The British ambassador to Sofia called the report “depressing reading” on his Twitter account, adding Bulgaria had made “a few tiny steps forward; some big steps back.” Prospects of slow foreign inflows for this year, coupled with weak domestic demand and political uncertainty, prompted ratings agency Standard and Poor’s to change the outlook on Bulgaria’s investment grade rating to negative in December. Fitch Ratings kept its outlook as “stable” in a January note, but flagged the risk of fresh unrest in 2014.
The spark for the protests was the attempted appointment of Delyan Peevski, a controversial media figure, to a top security job. For many, it was seen as a depressing reminder of the cosy relationships between politicians and vested interests. Having already survived two confidence votes, the government has batted back demands for a snap election, arguing that it could harm Bulgaria’s nascent economic recovery, and would likely produce the same results as last year’s vote.
Anger against political class still festers
But anger against the political class still festers. One in five people surveyed by pollster Gallup International in January said they would take to the streets again. “I was and I am still furious,” says Rafael Chichek, 42, who runs a furniture business. “You pay your taxes, you pay your bills, and for what? They put the money in their pockets and refuse to do anything.”
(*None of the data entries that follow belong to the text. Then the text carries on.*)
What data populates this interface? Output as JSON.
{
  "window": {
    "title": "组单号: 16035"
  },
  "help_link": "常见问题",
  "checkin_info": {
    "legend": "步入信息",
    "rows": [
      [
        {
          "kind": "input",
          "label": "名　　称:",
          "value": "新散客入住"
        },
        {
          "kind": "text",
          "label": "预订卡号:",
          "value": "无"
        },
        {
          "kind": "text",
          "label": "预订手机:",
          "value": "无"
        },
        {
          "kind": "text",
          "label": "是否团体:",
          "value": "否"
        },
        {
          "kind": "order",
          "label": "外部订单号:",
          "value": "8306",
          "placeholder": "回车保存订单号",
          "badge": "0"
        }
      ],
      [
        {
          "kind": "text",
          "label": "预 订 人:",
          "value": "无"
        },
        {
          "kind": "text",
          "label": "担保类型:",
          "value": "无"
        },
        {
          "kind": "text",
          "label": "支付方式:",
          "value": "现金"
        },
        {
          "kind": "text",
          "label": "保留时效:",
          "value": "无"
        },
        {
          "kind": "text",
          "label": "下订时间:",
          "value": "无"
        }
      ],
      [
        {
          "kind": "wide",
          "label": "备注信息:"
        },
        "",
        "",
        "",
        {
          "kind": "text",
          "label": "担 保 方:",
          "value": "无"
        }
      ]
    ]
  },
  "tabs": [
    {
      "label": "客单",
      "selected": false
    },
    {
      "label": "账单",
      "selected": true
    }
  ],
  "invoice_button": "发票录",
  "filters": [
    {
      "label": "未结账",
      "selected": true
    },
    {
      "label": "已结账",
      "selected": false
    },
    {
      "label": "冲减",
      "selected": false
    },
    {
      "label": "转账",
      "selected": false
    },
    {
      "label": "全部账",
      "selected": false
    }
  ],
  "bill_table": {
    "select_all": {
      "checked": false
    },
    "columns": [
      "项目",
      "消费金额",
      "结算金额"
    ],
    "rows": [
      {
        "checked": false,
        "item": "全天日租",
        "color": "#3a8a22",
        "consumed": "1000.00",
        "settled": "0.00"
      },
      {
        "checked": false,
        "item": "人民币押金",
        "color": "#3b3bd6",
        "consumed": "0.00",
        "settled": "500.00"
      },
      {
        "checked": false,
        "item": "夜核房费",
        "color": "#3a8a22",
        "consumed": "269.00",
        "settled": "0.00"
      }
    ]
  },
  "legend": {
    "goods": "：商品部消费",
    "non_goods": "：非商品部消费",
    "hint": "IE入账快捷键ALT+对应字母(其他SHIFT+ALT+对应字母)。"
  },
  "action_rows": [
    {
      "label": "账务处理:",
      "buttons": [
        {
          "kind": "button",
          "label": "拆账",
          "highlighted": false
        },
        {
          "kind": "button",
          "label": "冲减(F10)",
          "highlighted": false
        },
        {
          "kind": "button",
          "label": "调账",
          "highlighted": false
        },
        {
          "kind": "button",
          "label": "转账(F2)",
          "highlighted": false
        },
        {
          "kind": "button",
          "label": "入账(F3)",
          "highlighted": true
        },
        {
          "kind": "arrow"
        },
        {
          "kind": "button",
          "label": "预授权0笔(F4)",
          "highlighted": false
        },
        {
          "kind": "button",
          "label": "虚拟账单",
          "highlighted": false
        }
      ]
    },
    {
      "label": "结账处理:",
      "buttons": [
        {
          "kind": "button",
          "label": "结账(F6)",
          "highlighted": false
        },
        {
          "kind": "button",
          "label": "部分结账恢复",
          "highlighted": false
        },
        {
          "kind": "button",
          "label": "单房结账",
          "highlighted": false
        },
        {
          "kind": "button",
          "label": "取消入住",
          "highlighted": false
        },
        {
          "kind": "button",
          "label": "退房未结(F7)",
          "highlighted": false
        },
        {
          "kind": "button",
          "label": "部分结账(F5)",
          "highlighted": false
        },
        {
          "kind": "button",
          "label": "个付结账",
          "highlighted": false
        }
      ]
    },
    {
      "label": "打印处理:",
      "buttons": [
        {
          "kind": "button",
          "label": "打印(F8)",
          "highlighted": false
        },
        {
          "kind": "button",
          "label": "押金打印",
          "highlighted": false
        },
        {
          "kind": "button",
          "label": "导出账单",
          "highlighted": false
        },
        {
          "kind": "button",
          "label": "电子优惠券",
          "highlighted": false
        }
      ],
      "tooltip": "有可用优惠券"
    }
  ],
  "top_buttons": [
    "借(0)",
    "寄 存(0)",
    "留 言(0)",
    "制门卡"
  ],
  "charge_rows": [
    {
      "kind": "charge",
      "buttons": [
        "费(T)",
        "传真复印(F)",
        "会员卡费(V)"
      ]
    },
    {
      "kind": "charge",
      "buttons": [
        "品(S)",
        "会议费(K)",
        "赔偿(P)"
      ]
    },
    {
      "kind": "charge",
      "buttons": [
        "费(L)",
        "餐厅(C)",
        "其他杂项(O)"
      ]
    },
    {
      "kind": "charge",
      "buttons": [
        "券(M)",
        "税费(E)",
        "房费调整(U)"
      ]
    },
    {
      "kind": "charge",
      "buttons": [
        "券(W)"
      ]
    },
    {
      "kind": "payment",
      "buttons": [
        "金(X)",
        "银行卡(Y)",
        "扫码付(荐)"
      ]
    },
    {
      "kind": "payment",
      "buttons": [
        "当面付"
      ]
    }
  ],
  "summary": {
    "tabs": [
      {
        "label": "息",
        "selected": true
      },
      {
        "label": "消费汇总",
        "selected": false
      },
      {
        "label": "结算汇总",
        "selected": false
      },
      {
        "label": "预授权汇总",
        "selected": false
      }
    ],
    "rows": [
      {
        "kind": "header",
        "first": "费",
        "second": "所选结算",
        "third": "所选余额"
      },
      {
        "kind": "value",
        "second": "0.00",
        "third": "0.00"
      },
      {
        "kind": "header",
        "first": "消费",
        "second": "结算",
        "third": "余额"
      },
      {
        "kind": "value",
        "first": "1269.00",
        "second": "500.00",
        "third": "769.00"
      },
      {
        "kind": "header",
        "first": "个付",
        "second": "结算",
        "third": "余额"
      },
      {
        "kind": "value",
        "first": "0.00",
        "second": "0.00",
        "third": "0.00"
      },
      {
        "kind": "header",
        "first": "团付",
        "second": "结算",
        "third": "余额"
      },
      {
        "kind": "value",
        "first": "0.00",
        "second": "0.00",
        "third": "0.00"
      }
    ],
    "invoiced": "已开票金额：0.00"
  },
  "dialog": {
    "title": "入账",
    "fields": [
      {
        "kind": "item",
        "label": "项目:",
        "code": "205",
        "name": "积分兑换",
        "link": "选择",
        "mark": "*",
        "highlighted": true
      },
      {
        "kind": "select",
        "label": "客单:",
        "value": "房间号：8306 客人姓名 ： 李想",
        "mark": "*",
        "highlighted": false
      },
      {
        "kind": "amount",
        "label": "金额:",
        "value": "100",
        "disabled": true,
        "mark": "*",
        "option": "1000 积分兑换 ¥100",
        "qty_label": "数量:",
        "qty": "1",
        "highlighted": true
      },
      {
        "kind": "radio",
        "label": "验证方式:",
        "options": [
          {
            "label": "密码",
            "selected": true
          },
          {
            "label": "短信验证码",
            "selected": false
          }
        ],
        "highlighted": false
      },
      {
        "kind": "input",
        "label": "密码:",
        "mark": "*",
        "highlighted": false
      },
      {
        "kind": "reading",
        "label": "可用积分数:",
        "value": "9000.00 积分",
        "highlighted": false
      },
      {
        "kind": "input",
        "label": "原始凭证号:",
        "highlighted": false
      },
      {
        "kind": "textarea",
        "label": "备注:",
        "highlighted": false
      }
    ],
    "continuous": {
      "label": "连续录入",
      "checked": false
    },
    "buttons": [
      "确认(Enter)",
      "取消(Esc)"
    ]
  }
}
The Socialists are still vulnerable. The party is plagued with internal squabbles, while the government’s approval rating languishes at around 20 percent. A key test will be their performance at the European elections in late May, as a poor showing could spark fresh demands for early polls.
Their prospects have already been dented by the decision by a former president and socialist leader to run a separate list of candidates from the ruling party for the vote. That is likely to play into the hands of the main opposition GERB.
“The government looks a tad more stable now, but it is far, far from a lasting stability,” said Andrei Raichev, a political analyst with Gallup International. “Because the protests may have died, but the discontent has not died at all,” he said. Should the government make another mistake similar to Peevski’s appointment, then “nothing can save them.”